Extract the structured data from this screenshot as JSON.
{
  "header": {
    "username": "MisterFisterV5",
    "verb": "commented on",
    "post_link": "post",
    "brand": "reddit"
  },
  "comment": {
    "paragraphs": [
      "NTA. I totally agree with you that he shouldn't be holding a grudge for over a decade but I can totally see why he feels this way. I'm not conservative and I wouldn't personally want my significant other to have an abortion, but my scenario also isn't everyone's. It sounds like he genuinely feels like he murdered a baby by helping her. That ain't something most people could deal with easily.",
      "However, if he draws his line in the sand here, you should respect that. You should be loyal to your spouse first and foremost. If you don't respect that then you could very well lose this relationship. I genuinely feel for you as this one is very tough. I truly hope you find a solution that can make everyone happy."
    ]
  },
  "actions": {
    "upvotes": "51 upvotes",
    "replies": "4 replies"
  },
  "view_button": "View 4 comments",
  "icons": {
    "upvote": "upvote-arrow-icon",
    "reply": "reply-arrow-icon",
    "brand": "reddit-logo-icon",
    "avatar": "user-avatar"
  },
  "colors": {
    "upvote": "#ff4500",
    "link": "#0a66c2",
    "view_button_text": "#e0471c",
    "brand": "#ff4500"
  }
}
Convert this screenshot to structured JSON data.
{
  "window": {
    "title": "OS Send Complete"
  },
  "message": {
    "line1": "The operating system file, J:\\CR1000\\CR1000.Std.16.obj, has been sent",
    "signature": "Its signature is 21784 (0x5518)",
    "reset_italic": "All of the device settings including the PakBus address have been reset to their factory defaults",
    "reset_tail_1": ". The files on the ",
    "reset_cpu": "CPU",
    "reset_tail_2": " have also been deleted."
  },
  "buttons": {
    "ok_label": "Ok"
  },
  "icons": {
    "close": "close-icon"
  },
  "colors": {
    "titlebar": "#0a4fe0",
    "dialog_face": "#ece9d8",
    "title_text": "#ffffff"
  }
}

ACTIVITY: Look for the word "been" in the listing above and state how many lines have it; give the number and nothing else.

SOLUTION: 3